Ethiopia, Sudan, and Egypt have decided to continue discussions to conclude their long multifaceted argument over the Grand resurgence Dam hydropower plan in the Horn of Africa.
The Nile has been at the center of a multifaceted argument involving more than a few countries that are dependent on the river’s h2O.
The Grand resurgence Dam hydropower plan is construct by Ethipia and will be Africa’s biggest once finished.
The main waterways of the Nile run through Uganda, South Sudan, Sudan, and Egypt, and its sewerage basin runs through more than a few countries in East Africa, as well as Ethiopia.
The building of the dam was commence in 2011 on the Blue Nile stream of the river that runs crossways one division of Ethiopia.
The Nile is a required water cause in the region and Egypt has again and again objected to the dam’s building, saying it will collision water flow.
The long-standing argument has been a cause of anxiety for international spectator who fear that it may enlarge divergence between the two nations and fall out into additional countries in the Horn of Africa.
Sudan’s place between Egypt up north and Ethiopia downward south has spawn it to become a unwilling party to this argument.
Dam as a cause of conflict
The Blue Nile carries a main segment of water into the major Nile river.

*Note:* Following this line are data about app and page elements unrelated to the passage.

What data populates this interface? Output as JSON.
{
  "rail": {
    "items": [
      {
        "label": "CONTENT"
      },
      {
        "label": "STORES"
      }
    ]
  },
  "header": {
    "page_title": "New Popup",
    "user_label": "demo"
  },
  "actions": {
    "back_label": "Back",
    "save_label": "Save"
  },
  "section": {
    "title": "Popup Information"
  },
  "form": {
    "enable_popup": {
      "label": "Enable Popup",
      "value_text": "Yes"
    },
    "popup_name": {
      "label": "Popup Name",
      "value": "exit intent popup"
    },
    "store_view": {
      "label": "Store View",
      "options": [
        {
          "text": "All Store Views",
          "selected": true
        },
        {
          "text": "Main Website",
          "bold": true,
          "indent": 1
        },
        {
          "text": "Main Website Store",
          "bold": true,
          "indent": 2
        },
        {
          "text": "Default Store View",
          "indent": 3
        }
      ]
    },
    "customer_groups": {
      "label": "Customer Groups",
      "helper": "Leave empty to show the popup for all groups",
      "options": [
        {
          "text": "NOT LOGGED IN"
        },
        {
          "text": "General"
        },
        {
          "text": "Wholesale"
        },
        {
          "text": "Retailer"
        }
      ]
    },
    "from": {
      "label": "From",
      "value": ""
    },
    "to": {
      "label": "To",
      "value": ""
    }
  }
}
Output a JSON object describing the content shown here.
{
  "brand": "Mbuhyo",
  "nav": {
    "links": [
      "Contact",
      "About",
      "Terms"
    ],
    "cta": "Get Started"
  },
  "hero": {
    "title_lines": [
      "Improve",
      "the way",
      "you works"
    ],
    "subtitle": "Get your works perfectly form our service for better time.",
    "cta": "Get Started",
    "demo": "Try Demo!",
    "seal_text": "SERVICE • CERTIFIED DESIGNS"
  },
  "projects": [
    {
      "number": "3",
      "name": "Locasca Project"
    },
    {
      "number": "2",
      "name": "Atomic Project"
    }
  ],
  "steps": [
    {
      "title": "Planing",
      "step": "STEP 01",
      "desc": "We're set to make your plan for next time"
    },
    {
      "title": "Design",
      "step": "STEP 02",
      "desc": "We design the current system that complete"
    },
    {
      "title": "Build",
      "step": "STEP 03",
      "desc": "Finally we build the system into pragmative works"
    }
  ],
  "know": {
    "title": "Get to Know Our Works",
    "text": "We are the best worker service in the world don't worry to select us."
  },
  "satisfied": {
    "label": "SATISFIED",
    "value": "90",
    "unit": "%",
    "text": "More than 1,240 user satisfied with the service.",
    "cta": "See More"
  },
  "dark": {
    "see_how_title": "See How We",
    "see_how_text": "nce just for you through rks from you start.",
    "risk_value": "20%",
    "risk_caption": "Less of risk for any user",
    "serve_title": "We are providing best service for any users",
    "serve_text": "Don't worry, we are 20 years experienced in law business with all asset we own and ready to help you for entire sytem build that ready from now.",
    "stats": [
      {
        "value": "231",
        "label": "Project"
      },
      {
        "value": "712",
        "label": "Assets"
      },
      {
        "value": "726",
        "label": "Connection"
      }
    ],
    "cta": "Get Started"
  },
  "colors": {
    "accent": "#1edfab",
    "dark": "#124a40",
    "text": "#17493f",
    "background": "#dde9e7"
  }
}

The dam would potentially allow Ethiopia to gain manage of the run of the river’s waters.
Egypt lies further downstream and is concerned that Ethiopia’s control over the water could result in lower water levels within its own borders.
Egypt and its financial system is increasingly centred approximately the Nile and inferior water accessibility is sure to obstruct its growth and expansion.